The circumstances are somewhat different this time around. There is no Lisa Raymond character (#1 dubs player getting bumped for a singles player) in this particular version. But there are many questions surrounding Venus’ possible participation for Team USA. Each team can field 6 players, with no more than 4 of the 6 eligible for singles. Direct entry is given to the top 48 ranked players at the time of the entry deadline. Because of Venus’ injury-filled 2011 with only 11 matches under her belt, her rankings has slipped well below that cutoff. This is the problem.
Venus is now the 10th-ranked American woman at 133, behind 9 other players:
12 Serena Williams
38 Christina Mchale
59 Vania King
68 Bethanie Mattek-sands
83 Irina Falconi
86 Sloane Stephens
113 Varvara Lepchenko
117 Jamie Hampton
122 Alison Riske
(current rankings for 2/8/12 courtesy of the WTA)
You see where I’m going with this, right?
A healthy Venus easily makes the team via direct entry. A slightly injured/sick Venus, who is otherwise in decent playing condition when healthy, has a claim to be placed on the team based on past performances. Does a chronically-ill Venus, at the tail end of her career and who may or may not be fully-healthy at the entry deadline, warrant placement on the team over higher-ranked players?
If this ranking order holds true into the year, Bethanie could very well be the Lisa Raymond of this year’s Olympics. That is, IF Mary Jo decides to name Venus to the Olympic team. And it’s certainly not a “gimme” for Venus. Even if she ups her schedule to help improve her ranking, it is virtually impossible for her to gain direct entry because of how the rankings are calculated (past 52 weeks/16 tournaments).
If there are already 4 women who have qualified for singles entry, and the remaining two spots are taken by Liezel Huber and Lisa Raymond, the reigning US Open champions, Venus will not be going to this Olympics. She will miss her last chance to achieve Olympic glory, at the place where she has one of the 5 of her 7 Grand Slam titles: the All-England Club, Wimbledon.

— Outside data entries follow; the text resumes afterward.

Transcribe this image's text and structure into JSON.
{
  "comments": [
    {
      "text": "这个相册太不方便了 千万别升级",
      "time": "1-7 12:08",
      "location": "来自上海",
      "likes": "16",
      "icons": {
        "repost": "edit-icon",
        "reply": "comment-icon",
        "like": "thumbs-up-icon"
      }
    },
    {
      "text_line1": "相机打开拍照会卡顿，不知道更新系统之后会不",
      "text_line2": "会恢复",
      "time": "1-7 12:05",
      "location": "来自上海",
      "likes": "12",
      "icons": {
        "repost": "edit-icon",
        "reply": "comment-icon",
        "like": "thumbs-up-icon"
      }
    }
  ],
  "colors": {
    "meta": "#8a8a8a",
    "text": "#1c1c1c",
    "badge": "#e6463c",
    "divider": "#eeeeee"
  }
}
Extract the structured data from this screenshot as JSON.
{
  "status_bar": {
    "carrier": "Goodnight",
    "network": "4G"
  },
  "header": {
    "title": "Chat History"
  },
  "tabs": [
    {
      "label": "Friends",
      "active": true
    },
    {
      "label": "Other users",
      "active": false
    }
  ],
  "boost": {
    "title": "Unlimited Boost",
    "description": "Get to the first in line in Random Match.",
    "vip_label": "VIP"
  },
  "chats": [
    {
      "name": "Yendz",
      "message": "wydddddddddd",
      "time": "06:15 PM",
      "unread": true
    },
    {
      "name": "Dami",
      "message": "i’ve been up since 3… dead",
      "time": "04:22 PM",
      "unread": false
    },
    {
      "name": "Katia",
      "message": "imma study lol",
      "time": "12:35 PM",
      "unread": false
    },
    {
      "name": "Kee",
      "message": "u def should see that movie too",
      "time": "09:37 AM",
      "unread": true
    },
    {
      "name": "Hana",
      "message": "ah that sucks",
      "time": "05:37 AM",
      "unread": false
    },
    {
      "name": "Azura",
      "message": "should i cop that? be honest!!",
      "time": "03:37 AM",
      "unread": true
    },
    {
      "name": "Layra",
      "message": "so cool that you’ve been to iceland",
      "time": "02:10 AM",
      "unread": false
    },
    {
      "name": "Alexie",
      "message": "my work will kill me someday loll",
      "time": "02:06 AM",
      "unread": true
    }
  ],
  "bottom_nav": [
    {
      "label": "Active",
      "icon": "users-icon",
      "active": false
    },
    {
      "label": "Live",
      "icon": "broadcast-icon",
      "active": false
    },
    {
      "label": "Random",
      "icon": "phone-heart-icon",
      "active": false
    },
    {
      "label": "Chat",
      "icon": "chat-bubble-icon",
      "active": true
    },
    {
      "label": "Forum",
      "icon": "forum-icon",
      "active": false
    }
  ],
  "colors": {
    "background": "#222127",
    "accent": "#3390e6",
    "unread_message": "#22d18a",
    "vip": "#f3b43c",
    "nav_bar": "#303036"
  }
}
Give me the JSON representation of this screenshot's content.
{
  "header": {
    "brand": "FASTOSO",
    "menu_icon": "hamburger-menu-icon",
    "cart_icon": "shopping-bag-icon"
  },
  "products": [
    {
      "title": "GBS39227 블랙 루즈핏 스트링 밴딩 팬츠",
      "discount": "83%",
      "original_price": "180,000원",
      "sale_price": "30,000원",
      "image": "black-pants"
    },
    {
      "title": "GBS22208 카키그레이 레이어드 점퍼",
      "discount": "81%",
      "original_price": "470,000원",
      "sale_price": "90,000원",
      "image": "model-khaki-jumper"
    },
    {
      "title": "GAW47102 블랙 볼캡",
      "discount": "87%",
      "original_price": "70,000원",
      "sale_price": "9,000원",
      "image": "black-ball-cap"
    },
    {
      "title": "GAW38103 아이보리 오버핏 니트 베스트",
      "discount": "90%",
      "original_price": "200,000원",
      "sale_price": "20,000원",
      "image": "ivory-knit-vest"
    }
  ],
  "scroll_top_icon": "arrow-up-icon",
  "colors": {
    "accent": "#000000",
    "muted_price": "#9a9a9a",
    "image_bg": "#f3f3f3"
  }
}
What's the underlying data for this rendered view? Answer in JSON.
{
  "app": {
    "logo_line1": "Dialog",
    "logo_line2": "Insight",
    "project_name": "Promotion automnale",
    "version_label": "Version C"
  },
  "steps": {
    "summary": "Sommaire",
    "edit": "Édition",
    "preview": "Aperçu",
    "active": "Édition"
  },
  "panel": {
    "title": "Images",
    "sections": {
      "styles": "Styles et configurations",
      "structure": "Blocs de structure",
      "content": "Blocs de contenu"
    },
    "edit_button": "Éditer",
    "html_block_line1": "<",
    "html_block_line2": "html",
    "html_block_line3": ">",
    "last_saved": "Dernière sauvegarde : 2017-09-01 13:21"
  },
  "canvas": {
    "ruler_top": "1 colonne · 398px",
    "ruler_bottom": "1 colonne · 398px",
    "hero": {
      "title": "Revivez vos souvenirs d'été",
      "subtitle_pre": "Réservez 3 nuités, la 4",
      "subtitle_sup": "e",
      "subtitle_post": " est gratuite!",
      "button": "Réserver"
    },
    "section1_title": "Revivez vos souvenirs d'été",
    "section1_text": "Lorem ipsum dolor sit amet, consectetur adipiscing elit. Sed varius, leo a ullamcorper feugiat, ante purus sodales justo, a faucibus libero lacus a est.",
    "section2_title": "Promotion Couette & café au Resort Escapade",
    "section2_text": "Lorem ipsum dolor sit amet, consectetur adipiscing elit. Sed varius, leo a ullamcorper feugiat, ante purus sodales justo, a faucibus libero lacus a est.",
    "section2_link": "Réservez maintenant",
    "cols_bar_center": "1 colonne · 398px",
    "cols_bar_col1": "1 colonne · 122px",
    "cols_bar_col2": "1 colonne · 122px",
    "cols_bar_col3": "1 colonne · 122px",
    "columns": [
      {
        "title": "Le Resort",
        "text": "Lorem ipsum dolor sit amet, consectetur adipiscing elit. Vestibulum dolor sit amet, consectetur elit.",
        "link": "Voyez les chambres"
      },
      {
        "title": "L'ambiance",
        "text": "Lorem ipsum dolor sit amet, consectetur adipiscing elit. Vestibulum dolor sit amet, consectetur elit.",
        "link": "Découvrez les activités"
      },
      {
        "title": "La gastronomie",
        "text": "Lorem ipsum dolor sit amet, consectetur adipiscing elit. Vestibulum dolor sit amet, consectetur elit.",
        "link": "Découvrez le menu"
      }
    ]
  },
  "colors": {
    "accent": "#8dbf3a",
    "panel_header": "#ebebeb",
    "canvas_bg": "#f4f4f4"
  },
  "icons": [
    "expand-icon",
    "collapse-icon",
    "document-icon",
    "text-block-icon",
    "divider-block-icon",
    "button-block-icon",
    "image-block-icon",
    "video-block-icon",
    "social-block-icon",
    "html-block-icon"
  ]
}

There is still a lot of time between now and the entry deadline, but it doesn’t look good on many fronts. I love Venus and all that she has done for American tennis and women’s tennis in general. But I certainly hope that neither Christina, Vania, nor Bethanie get screwed over in order to give Venus one last (and very long) shot at Olympic gold.